Stone Walls doe not a Prison make
Nor Iron bars a Cage;
Mindes innocent and quiet take
That for an Hermitage
If I have freedome in my Love,
And in my soule am free;
Angels alone that sore above,
Injoy such Liberty.

The lines you quote, following hard on the heels of the Prison/Bars lines, make this a powerful statement of defiance against oppression and imprisonment, not just some treacly platitude. And Lovelace could be raunchy, in a sly and subtle way:


I cannot tell, who loves the skeleton
Of a poor marmoset; nought but bone, bone.
Give me a nakedness with her clothes on.

Such, whose white-satin upper coat of skin,
Cut upon velvet rich incarnadin,
Has yet a body (and of flesh) within.

Sure, it is meant good husbandry in men,
Who do incorporate with aery lean,
T' repair their sides, and get their rib again.

Hard hap unto that huntsman that decrees
Fat joys for all his sweat, whenas he sees,
After his 'say, nought but his keeper's fees.

Then, Love, I beg, when next thou takest thy bow,
Thy angry shafts, and dost heart-chasing go,
Pass rascal deer, strike me the largest doe.

To paraphrase: fat-bottomed girls, they make the rockin' world go round.

Thing is, poets often become famous for their least interesting poems. Wordsworth and his goddamn daffodils, Byron for "She walks in beauty," Frost for "Stopping by Woods." Most of the poetry of any age is crap, and even most of the poetry written by the very best poets is crap. Some of that crap is very well loved and gets preserved as coprolites in books like Immortal Poems. The crap of this age is just more palatable to us because it sounds more like we do. But believe me, someone will look back on our crap 200 years hence and say, how could anyone like that?

John Mutford said...

Gautami: I'll get to that tag soon, I swear.

Kelly: I can take "thous" in small doses. A couple hundred poems worth, not so much.

TadMack: Alas, I lied about the haggis. I've never even tried it.

Laura: Maybe our shorter attention apans is a problem!

Thegirlinblue: If I figure it out, I'll let you know.

Zachariah: I'm sure some of the problem was Williams' choices, just as I'm sure much of the problem had to do with my lack of patience.

As for the Lovelace poem, I didn't single him out for any good reason other than opening the book at random. That particular poem is not my least favourite, but it does highlight some of my issues with the older poetry. Even in the stanza you highlighted, there seems to be so little to hold onto. Asides from the stone walls and iron bars, there's hardly anything in the way of concrete images. "Freedome" and "soules" are of course fine topics to discuss, but just throwing the words out doesn't appeal to me at all. It's not so much much Lovelace as it is centuries of Lovelaces using these words as stock that got to me. Likewise with the sly and subtle references to sex. If it was all out of artistic merit, fine. But again, after centuries of such subtlety, I felt I needed something more direct. The oppression was wearing me down. In short, I wanted less freedom, more sex.

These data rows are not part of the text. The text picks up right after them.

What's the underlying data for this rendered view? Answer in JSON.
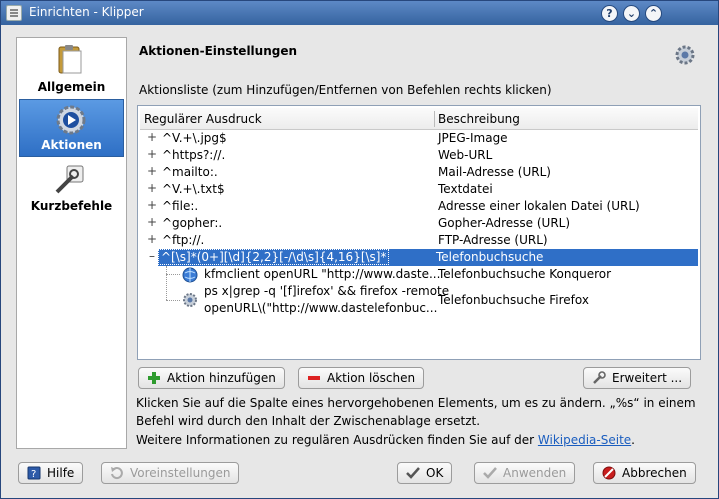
{
  "window": {
    "title": "Einrichten - Klipper",
    "buttons": [
      "?",
      "⌄",
      "⌃"
    ]
  },
  "sidebar": {
    "items": [
      {
        "label": "Allgemein",
        "icon": "clipboard-icon"
      },
      {
        "label": "Aktionen",
        "icon": "gear-play-icon",
        "active": true
      },
      {
        "label": "Kurzbefehle",
        "icon": "keyboard-shortcut-icon"
      }
    ]
  },
  "page": {
    "title": "Aktionen-Einstellungen",
    "list_label": "Aktionsliste (zum Hinzufügen/Entfernen von Befehlen rechts klicken)"
  },
  "tree": {
    "columns": [
      "Regulärer Ausdruck",
      "Beschreibung"
    ],
    "rows": [
      {
        "regex": "^V.+\\.jpg$",
        "desc": "JPEG-Image"
      },
      {
        "regex": "^https?://.",
        "desc": "Web-URL"
      },
      {
        "regex": "^mailto:.",
        "desc": "Mail-Adresse (URL)"
      },
      {
        "regex": "^V.+\\.txt$",
        "desc": "Textdatei"
      },
      {
        "regex": "^file:.",
        "desc": "Adresse einer lokalen Datei (URL)"
      },
      {
        "regex": "^gopher:.",
        "desc": "Gopher-Adresse (URL)"
      },
      {
        "regex": "^ftp://.",
        "desc": "FTP-Adresse (URL)"
      },
      {
        "regex": "^[\\s]*(0+][\\d]{2,2}[-/\\d\\s]{4,16}[\\s]*",
        "desc": "Telefonbuchsuche",
        "selected": true
      }
    ],
    "children": [
      {
        "cmd": "kfmclient openURL \"http://www.daste...",
        "desc": "Telefonbuchsuche Konqueror"
      },
      {
        "cmd_line1": "ps x|grep -q '[f]irefox' && firefox -remote",
        "cmd_line2": "openURL\\(\"http://www.dastelefonbuc...",
        "desc": "Telefonbuchsuche Firefox"
      }
    ],
    "expander_collapsed": "+",
    "expander_expanded": "–"
  },
  "actions": {
    "add": "Aktion hinzufügen",
    "remove": "Aktion löschen",
    "advanced": "Erweitert ..."
  },
  "info": {
    "line1": "Klicken Sie auf die Spalte eines hervorgehobenen Elements, um es zu ändern. „%s“ in einem",
    "line2": "Befehl wird durch den Inhalt der Zwischenablage ersetzt.",
    "line3_prefix": "Weitere Informationen zu regulären Ausdrücken finden Sie auf der ",
    "line3_link": "Wikipedia-Seite",
    "line3_suffix": "."
  },
  "footer": {
    "help": "Hilfe",
    "defaults": "Voreinstellungen",
    "ok": "OK",
    "apply": "Anwenden",
    "cancel": "Abbrechen"
  }
}
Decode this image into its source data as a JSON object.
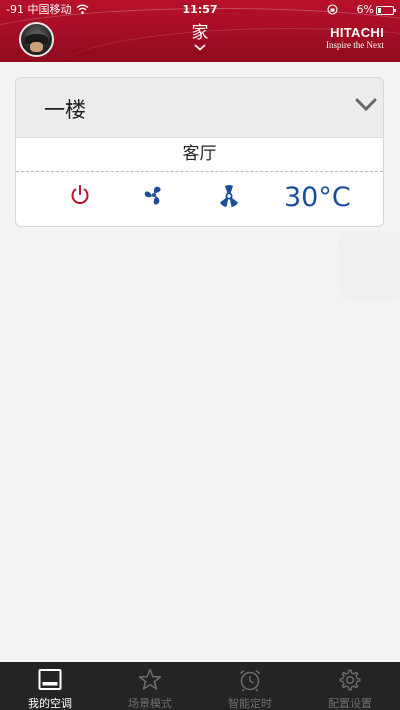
{
  "status_bar": {
    "carrier": "-91 中国移动",
    "time": "11:57",
    "battery_percent": "6%"
  },
  "header": {
    "title": "家",
    "brand_name": "HITACHI",
    "brand_tagline": "Inspire the Next",
    "theme_color": "#b8102a"
  },
  "unit_card": {
    "floor": "一楼",
    "room": "客厅",
    "temperature": "30°C",
    "power_color": "#b3152f",
    "icon_color": "#1b4f9b"
  },
  "tabs": [
    {
      "label": "我的空调",
      "icon": "ac-unit-icon",
      "active": true
    },
    {
      "label": "场景模式",
      "icon": "star-icon",
      "active": false
    },
    {
      "label": "智能定时",
      "icon": "alarm-clock-icon",
      "active": false
    },
    {
      "label": "配置设置",
      "icon": "gear-icon",
      "active": false
    }
  ]
}
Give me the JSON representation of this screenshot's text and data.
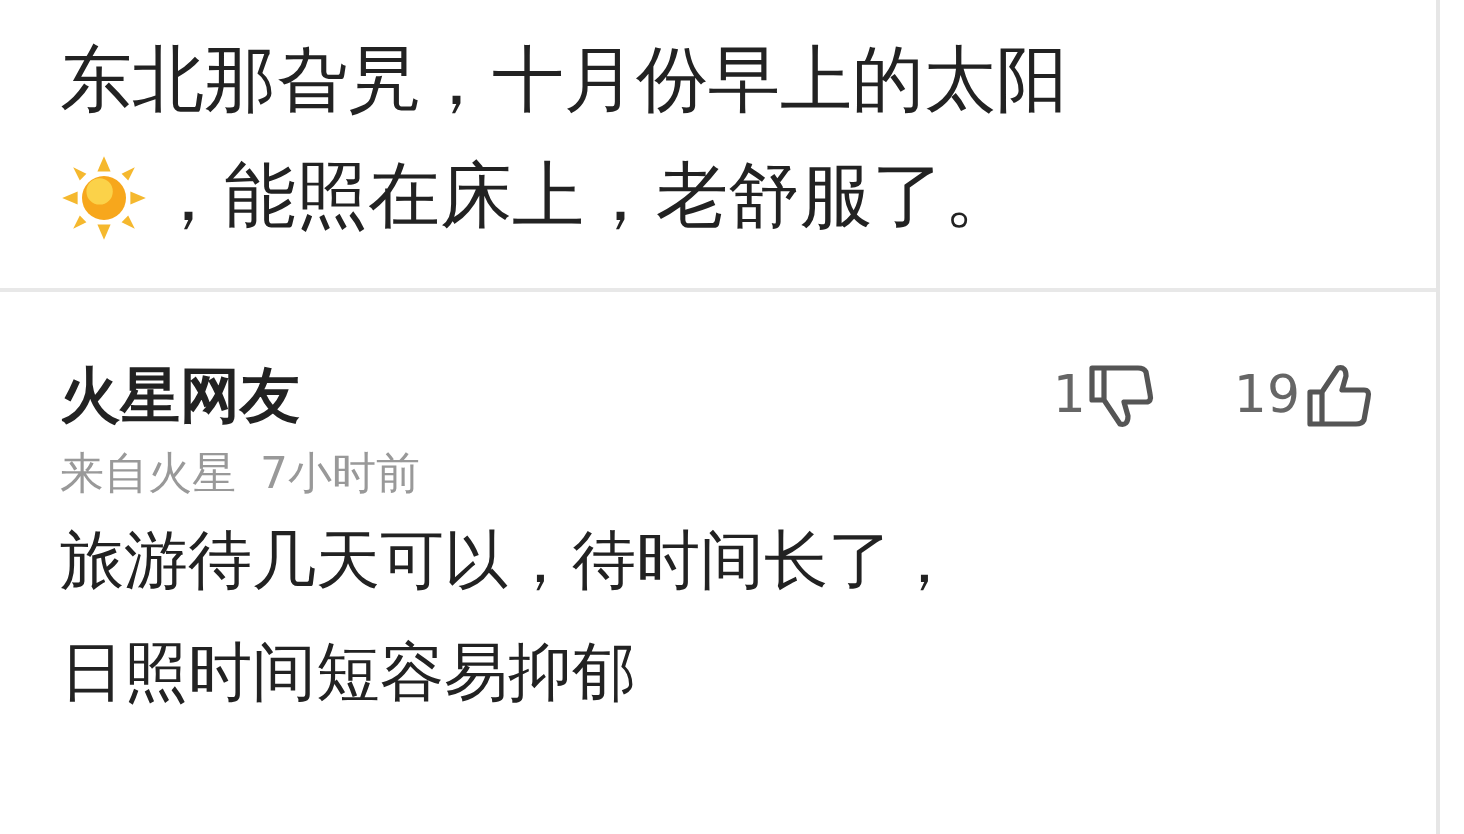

Zachariah Wells said...

Ah, but you miss a very important and complicating bit of grammar in that stanza, John: "If." The offending lines are couched in the conditional, and the concrete imagery of the first stanza suggests that Lovelace is not, indeed, free in love or soul:

When I lye tangled in her haire,
And fettered to her eye;
The Gods that wanton in the Aire,
Know no such liberty.

In all the other stanzas, he uses "when," but breaks the formula at the end. Which is easy to miss, particularly if you're frustrated by a couple thousand thous and thees and aery abstractions preceding it.

If you want bawdy badassness, check out Lord Wilmot, Earl of Rochester.

John Mutford said...

Zachariah: I'm afraid I'm not going to warm to this point. I didn't miss the word "if" at all. My problem was with the overuse of these philosophical words "freedome" and "soule" regardless of whether or not "if" or any other restriction was in place. I'd have had as much issue with words such as "peace", "love" and "understanding". Again, not that said words should be off limits, it's just that I found so many poets to just talk about them vacantly with no real attempts to anchor them to any objects, symbols, or to the reader. It's like by mentioning such words they were somehow giving the illusion of hard thinking when actually it was all just lip service. But thanks for the recommendations.